→ **Activity**
Word for word, restate the entries below and exclude every image.

→ **Entries supplied**
_____
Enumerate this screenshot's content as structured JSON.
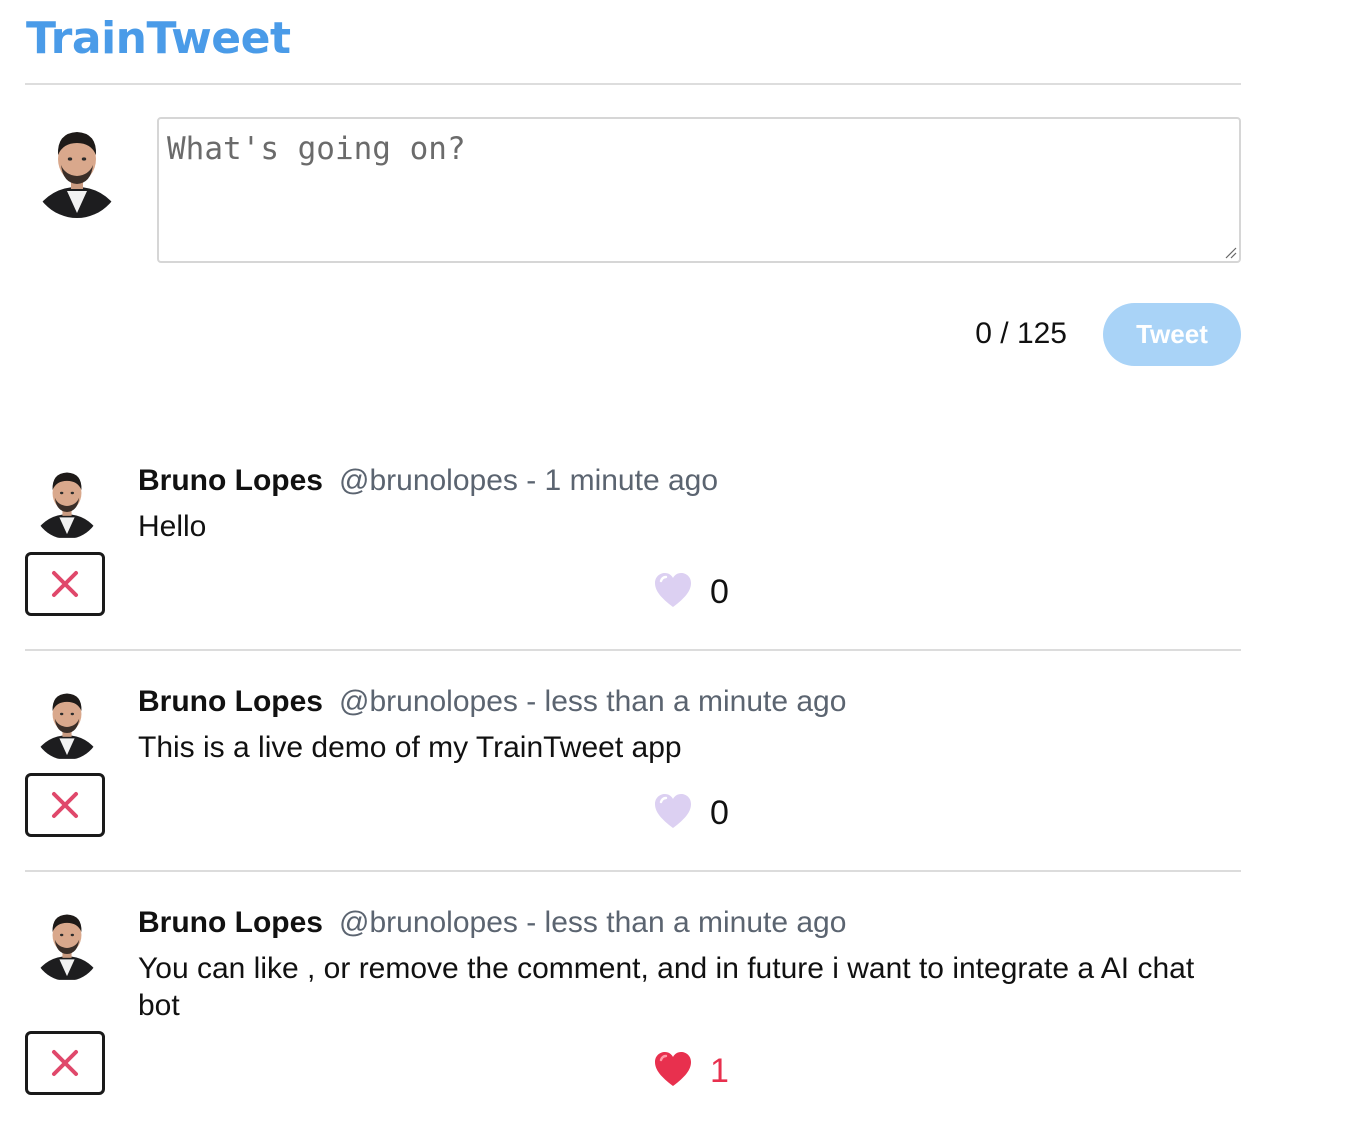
{
  "app": {
    "title": "TrainTweet"
  },
  "composer": {
    "placeholder": "What's going on?",
    "value": "",
    "char_count": "0 / 125",
    "submit_label": "Tweet"
  },
  "tweets": [
    {
      "name": "Bruno Lopes",
      "meta": "@brunolopes - 1 minute ago",
      "text": "Hello",
      "likes": "0",
      "liked": false
    },
    {
      "name": "Bruno Lopes",
      "meta": "@brunolopes - less than a minute ago",
      "text": "This is a live demo of my TrainTweet app",
      "likes": "0",
      "liked": false
    },
    {
      "name": "Bruno Lopes",
      "meta": "@brunolopes - less than a minute ago",
      "text": "You can like , or remove the comment, and in future i want to integrate a AI chat bot",
      "likes": "1",
      "liked": true
    }
  ],
  "colors": {
    "brand": "#4a9be8",
    "tweet_button_bg": "#a9d3f7",
    "delete_x": "#e0486b",
    "heart_liked": "#e8304e",
    "heart_unliked": "#d9cdef",
    "like_count_liked": "#e8304e"
  },
  "icons": {
    "delete": "close-icon",
    "like": "heart-icon",
    "avatar": "user-avatar"
  }
}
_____
→ **Response to the task**
Enumerate this screenshot's content as structured JSON.
{
  "app": {
    "title": "TrainTweet"
  },
  "composer": {
    "placeholder": "What's going on?",
    "value": "",
    "char_count": "0 / 125",
    "submit_label": "Tweet"
  },
  "tweets": [
    {
      "name": "Bruno Lopes",
      "meta": "@brunolopes - 1 minute ago",
      "text": "Hello",
      "likes": "0",
      "liked": false
    },
    {
      "name": "Bruno Lopes",
      "meta": "@brunolopes - less than a minute ago",
      "text": "This is a live demo of my TrainTweet app",
      "likes": "0",
      "liked": false
    },
    {
      "name": "Bruno Lopes",
      "meta": "@brunolopes - less than a minute ago",
      "text": "You can like , or remove the comment, and in future i want to integrate a AI chat bot",
      "likes": "1",
      "liked": true
    }
  ],
  "colors": {
    "brand": "#4a9be8",
    "tweet_button_bg": "#a9d3f7",
    "delete_x": "#e0486b",
    "heart_liked": "#e8304e",
    "heart_unliked": "#d9cdef",
    "like_count_liked": "#e8304e"
  },
  "icons": {
    "delete": "close-icon",
    "like": "heart-icon",
    "avatar": "user-avatar"
  }
}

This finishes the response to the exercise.